**What you will do:** In the records below, count each line where the word "checked" appears, and reply with that number only.

[Dataset rows describing interfaces]
----
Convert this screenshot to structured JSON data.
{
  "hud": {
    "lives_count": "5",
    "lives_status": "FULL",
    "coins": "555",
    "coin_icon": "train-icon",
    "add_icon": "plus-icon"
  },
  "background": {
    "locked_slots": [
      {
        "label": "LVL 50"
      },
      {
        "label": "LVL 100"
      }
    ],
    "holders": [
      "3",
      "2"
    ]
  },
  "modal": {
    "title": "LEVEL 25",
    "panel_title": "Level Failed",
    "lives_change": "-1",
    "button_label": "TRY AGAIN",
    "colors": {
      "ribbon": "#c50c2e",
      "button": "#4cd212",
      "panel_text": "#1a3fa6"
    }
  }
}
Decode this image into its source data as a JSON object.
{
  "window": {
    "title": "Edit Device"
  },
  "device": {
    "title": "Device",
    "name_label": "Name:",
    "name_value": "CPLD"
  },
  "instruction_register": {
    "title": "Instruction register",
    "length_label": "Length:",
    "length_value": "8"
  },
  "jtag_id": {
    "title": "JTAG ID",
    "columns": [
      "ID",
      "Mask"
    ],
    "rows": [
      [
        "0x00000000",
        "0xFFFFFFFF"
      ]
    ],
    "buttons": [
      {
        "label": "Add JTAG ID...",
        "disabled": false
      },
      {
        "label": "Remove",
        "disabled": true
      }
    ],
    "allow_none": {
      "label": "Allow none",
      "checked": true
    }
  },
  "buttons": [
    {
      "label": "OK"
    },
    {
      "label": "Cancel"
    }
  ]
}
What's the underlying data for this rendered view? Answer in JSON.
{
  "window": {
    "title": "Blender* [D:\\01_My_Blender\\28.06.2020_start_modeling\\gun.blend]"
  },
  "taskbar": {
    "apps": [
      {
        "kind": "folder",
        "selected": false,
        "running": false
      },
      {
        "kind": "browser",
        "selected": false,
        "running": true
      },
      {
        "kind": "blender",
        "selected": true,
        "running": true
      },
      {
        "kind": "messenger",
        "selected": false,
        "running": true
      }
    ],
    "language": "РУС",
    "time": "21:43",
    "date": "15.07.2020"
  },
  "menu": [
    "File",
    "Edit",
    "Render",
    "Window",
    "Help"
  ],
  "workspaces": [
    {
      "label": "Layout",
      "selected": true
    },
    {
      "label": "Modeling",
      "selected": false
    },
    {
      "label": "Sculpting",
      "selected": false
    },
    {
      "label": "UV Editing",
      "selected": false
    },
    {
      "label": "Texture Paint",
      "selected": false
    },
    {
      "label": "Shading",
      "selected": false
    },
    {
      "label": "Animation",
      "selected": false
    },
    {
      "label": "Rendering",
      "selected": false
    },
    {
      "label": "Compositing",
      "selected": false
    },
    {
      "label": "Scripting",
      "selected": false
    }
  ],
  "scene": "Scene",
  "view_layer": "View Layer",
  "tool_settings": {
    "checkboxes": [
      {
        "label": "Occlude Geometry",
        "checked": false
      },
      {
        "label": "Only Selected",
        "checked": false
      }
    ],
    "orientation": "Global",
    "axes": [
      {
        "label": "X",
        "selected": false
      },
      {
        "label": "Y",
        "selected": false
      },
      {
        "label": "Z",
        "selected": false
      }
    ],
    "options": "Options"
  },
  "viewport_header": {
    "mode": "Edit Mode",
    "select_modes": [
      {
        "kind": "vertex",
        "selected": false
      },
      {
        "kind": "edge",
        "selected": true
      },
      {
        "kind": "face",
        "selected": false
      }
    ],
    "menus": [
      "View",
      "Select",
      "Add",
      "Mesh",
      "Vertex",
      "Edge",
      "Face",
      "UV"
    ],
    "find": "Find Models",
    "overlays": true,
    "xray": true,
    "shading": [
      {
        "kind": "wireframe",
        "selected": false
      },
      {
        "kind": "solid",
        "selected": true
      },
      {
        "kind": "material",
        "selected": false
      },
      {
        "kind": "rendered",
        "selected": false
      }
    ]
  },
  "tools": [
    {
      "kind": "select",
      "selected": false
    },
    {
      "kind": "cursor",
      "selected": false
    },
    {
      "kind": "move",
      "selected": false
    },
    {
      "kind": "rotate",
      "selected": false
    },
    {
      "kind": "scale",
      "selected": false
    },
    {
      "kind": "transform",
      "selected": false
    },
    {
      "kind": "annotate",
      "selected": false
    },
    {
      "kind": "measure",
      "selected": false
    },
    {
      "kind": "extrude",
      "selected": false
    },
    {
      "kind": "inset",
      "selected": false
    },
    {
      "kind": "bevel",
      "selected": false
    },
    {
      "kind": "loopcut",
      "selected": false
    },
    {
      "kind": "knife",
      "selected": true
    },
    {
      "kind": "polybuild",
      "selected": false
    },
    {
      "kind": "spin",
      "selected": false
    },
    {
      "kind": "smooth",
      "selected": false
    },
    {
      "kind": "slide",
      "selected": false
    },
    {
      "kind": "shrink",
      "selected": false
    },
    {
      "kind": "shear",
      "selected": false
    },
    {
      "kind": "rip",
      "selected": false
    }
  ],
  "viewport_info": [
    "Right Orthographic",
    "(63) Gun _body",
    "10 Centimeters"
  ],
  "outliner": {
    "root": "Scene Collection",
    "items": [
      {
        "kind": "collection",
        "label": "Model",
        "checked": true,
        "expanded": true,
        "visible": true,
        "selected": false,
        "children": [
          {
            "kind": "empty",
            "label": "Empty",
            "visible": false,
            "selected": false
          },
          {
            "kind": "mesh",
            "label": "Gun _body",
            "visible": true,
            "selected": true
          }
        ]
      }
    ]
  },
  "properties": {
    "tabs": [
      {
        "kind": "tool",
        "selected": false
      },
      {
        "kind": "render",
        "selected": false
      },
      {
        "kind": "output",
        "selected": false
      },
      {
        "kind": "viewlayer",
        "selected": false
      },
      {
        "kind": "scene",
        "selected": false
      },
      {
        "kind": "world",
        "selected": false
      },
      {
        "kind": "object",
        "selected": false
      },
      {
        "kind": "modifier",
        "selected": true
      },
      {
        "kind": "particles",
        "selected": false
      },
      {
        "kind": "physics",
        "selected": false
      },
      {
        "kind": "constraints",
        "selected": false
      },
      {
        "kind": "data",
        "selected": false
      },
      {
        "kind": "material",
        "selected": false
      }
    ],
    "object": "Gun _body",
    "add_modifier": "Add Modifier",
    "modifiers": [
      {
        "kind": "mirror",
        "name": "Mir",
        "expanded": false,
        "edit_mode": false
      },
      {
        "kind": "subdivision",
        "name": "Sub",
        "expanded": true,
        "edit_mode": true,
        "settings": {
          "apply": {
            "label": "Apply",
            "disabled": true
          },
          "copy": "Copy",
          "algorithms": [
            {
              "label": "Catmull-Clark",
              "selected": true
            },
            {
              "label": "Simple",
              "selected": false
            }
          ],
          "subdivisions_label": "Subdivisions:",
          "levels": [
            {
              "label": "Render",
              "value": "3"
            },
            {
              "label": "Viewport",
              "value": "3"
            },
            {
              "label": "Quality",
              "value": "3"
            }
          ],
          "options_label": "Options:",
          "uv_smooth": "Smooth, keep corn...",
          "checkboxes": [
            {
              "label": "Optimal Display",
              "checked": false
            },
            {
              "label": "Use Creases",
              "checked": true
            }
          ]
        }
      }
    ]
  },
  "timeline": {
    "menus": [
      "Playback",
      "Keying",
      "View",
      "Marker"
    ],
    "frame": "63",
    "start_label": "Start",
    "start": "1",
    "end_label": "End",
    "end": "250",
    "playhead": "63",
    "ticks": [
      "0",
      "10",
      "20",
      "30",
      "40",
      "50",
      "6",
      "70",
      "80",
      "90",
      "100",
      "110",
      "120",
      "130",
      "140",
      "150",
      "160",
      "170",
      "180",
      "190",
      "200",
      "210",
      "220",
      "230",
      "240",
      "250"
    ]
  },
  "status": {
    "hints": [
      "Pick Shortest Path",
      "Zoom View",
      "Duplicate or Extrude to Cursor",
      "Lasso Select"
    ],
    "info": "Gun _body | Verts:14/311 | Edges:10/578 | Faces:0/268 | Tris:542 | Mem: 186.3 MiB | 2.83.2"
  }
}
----
**Written reply:** 6